_INPUT RECORDS_.
──────────

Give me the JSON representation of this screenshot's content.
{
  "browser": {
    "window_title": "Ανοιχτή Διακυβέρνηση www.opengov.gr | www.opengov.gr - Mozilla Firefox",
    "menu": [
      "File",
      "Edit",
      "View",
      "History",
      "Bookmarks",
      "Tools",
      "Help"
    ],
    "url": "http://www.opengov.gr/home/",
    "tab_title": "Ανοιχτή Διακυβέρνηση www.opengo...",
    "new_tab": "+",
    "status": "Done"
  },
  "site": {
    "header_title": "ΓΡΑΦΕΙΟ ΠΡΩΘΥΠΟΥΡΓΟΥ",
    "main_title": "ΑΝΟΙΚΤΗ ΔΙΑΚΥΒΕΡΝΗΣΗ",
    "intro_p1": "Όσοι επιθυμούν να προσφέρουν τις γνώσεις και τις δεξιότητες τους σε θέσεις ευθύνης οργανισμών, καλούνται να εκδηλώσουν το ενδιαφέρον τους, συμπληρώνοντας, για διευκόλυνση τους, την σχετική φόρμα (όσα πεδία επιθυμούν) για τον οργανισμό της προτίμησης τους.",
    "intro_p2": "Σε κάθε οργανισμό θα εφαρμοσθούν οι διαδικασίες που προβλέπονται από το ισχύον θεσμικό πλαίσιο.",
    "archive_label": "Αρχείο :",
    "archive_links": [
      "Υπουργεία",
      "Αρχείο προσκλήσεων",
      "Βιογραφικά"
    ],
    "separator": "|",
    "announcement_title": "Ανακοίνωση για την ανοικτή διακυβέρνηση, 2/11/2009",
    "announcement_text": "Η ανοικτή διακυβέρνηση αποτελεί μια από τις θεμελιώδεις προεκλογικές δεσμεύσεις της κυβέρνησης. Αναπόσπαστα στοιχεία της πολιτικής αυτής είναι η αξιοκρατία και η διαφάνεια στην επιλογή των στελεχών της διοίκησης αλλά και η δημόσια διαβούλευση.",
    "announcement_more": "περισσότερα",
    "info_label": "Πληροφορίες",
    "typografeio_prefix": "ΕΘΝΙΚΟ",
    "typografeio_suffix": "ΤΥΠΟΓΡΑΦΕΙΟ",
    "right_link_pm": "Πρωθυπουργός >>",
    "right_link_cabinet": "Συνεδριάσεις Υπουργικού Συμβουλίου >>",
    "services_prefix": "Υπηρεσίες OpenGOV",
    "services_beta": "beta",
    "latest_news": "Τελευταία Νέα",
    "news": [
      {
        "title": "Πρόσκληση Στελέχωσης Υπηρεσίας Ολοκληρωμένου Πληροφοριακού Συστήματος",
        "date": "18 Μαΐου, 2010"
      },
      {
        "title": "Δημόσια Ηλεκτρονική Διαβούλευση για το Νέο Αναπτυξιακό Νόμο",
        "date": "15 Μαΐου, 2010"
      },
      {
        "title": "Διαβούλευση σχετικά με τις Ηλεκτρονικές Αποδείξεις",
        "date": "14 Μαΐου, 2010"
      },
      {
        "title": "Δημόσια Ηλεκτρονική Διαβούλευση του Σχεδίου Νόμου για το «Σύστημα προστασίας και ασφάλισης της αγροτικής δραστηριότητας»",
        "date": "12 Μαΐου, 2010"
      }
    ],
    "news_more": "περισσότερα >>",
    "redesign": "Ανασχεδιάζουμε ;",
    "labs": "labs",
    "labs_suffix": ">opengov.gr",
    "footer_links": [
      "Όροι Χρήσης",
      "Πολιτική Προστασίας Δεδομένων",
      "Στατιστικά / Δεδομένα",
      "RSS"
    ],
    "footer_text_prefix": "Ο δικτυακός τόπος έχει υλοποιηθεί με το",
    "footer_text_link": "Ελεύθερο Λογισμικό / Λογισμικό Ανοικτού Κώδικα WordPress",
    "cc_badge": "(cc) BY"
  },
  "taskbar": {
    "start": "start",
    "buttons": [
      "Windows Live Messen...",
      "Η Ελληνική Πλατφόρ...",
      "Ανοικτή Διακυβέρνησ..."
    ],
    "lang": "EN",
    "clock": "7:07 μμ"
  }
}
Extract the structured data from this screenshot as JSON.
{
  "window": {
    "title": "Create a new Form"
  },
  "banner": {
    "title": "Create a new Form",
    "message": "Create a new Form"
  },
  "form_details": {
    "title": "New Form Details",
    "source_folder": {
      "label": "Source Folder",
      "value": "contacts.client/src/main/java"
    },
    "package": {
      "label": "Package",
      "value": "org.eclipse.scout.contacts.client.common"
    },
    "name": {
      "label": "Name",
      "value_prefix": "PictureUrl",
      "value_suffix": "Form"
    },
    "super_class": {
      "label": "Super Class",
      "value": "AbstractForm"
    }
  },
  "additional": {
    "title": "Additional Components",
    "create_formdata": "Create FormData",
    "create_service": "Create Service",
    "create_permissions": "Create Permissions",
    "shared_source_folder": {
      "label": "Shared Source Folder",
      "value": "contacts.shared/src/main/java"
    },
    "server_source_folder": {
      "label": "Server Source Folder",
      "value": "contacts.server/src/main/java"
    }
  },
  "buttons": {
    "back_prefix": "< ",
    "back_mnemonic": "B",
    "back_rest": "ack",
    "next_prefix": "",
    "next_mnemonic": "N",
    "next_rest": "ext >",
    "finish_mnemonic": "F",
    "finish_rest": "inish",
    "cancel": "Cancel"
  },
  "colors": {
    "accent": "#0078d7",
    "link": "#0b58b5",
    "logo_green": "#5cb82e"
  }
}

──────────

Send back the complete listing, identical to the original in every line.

Give me the JSON representation of this screenshot's content.
{
  "browser": {
    "window_title": "Ανοιχτή Διακυβέρνηση www.opengov.gr | www.opengov.gr - Mozilla Firefox",
    "menu": [
      "File",
      "Edit",
      "View",
      "History",
      "Bookmarks",
      "Tools",
      "Help"
    ],
    "url": "http://www.opengov.gr/home/",
    "tab_title": "Ανοιχτή Διακυβέρνηση www.opengo...",
    "new_tab": "+",
    "status": "Done"
  },
  "site": {
    "header_title": "ΓΡΑΦΕΙΟ ΠΡΩΘΥΠΟΥΡΓΟΥ",
    "main_title": "ΑΝΟΙΚΤΗ ΔΙΑΚΥΒΕΡΝΗΣΗ",
    "intro_p1": "Όσοι επιθυμούν να προσφέρουν τις γνώσεις και τις δεξιότητες τους σε θέσεις ευθύνης οργανισμών, καλούνται να εκδηλώσουν το ενδιαφέρον τους, συμπληρώνοντας, για διευκόλυνση τους, την σχετική φόρμα (όσα πεδία επιθυμούν) για τον οργανισμό της προτίμησης τους.",
    "intro_p2": "Σε κάθε οργανισμό θα εφαρμοσθούν οι διαδικασίες που προβλέπονται από το ισχύον θεσμικό πλαίσιο.",
    "archive_label": "Αρχείο :",
    "archive_links": [
      "Υπουργεία",
      "Αρχείο προσκλήσεων",
      "Βιογραφικά"
    ],
    "separator": "|",
    "announcement_title": "Ανακοίνωση για την ανοικτή διακυβέρνηση, 2/11/2009",
    "announcement_text": "Η ανοικτή διακυβέρνηση αποτελεί μια από τις θεμελιώδεις προεκλογικές δεσμεύσεις της κυβέρνησης. Αναπόσπαστα στοιχεία της πολιτικής αυτής είναι η αξιοκρατία και η διαφάνεια στην επιλογή των στελεχών της διοίκησης αλλά και η δημόσια διαβούλευση.",
    "announcement_more": "περισσότερα",
    "info_label": "Πληροφορίες",
    "typografeio_prefix": "ΕΘΝΙΚΟ",
    "typografeio_suffix": "ΤΥΠΟΓΡΑΦΕΙΟ",
    "right_link_pm": "Πρωθυπουργός >>",
    "right_link_cabinet": "Συνεδριάσεις Υπουργικού Συμβουλίου >>",
    "services_prefix": "Υπηρεσίες OpenGOV",
    "services_beta": "beta",
    "latest_news": "Τελευταία Νέα",
    "news": [
      {
        "title": "Πρόσκληση Στελέχωσης Υπηρεσίας Ολοκληρωμένου Πληροφοριακού Συστήματος",
        "date": "18 Μαΐου, 2010"
      },
      {
        "title": "Δημόσια Ηλεκτρονική Διαβούλευση για το Νέο Αναπτυξιακό Νόμο",
        "date": "15 Μαΐου, 2010"
      },
      {
        "title": "Διαβούλευση σχετικά με τις Ηλεκτρονικές Αποδείξεις",
        "date": "14 Μαΐου, 2010"
      },
      {
        "title": "Δημόσια Ηλεκτρονική Διαβούλευση του Σχεδίου Νόμου για το «Σύστημα προστασίας και ασφάλισης της αγροτικής δραστηριότητας»",
        "date": "12 Μαΐου, 2010"
      }
    ],
    "news_more": "περισσότερα >>",
    "redesign": "Ανασχεδιάζουμε ;",
    "labs": "labs",
    "labs_suffix": ">opengov.gr",
    "footer_links": [
      "Όροι Χρήσης",
      "Πολιτική Προστασίας Δεδομένων",
      "Στατιστικά / Δεδομένα",
      "RSS"
    ],
    "footer_text_prefix": "Ο δικτυακός τόπος έχει υλοποιηθεί με το",
    "footer_text_link": "Ελεύθερο Λογισμικό / Λογισμικό Ανοικτού Κώδικα WordPress",
    "cc_badge": "(cc) BY"
  },
  "taskbar": {
    "start": "start",
    "buttons": [
      "Windows Live Messen...",
      "Η Ελληνική Πλατφόρ...",
      "Ανοικτή Διακυβέρνησ..."
    ],
    "lang": "EN",
    "clock": "7:07 μμ"
  }
}
Extract the structured data from this screenshot as JSON.
{
  "window": {
    "title": "Create a new Form"
  },
  "banner": {
    "title": "Create a new Form",
    "message": "Create a new Form"
  },
  "form_details": {
    "title": "New Form Details",
    "source_folder": {
      "label": "Source Folder",
      "value": "contacts.client/src/main/java"
    },
    "package": {
      "label": "Package",
      "value": "org.eclipse.scout.contacts.client.common"
    },
    "name": {
      "label": "Name",
      "value_prefix": "PictureUrl",
      "value_suffix": "Form"
    },
    "super_class": {
      "label": "Super Class",
      "value": "AbstractForm"
    }
  },
  "additional": {
    "title": "Additional Components",
    "create_formdata": "Create FormData",
    "create_service": "Create Service",
    "create_permissions": "Create Permissions",
    "shared_source_folder": {
      "label": "Shared Source Folder",
      "value": "contacts.shared/src/main/java"
    },
    "server_source_folder": {
      "label": "Server Source Folder",
      "value": "contacts.server/src/main/java"
    }
  },
  "buttons": {
    "back_prefix": "< ",
    "back_mnemonic": "B",
    "back_rest": "ack",
    "next_prefix": "",
    "next_mnemonic": "N",
    "next_rest": "ext >",
    "finish_mnemonic": "F",
    "finish_rest": "inish",
    "cancel": "Cancel"
  },
  "colors": {
    "accent": "#0078d7",
    "link": "#0b58b5",
    "logo_green": "#5cb82e"
  }
}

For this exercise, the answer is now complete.